In the data that follows, count each line with the string "placeholder"; the reply is the number only.

[DATA SHOWN]:
**********

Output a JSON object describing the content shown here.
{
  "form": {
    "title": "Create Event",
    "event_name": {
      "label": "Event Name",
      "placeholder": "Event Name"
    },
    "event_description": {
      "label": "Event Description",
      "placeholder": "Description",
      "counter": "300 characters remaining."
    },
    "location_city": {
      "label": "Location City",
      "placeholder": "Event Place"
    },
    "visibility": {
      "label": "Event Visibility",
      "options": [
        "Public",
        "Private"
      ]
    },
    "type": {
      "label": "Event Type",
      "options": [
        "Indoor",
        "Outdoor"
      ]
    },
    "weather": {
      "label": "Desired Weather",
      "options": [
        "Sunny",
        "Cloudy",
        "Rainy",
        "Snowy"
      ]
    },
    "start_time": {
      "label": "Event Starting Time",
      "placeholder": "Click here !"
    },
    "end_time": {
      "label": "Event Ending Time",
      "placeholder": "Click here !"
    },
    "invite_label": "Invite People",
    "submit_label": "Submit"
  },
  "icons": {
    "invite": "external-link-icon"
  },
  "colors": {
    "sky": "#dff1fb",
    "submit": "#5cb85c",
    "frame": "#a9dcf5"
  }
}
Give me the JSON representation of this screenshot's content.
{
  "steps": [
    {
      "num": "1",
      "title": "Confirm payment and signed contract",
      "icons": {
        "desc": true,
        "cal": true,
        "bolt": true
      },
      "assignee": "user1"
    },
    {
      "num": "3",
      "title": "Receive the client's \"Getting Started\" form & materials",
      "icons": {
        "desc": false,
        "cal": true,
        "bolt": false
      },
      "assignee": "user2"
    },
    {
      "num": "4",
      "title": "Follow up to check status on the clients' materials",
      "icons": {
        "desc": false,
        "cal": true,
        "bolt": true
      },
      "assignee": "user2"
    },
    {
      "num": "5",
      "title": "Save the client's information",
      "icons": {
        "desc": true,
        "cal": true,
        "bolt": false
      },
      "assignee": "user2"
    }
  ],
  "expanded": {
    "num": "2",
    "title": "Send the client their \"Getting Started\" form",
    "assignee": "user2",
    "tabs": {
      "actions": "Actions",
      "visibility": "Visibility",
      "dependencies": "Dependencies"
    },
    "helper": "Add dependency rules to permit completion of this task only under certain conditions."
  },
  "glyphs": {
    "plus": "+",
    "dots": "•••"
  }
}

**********

[REPLY TO THE TASK]:
5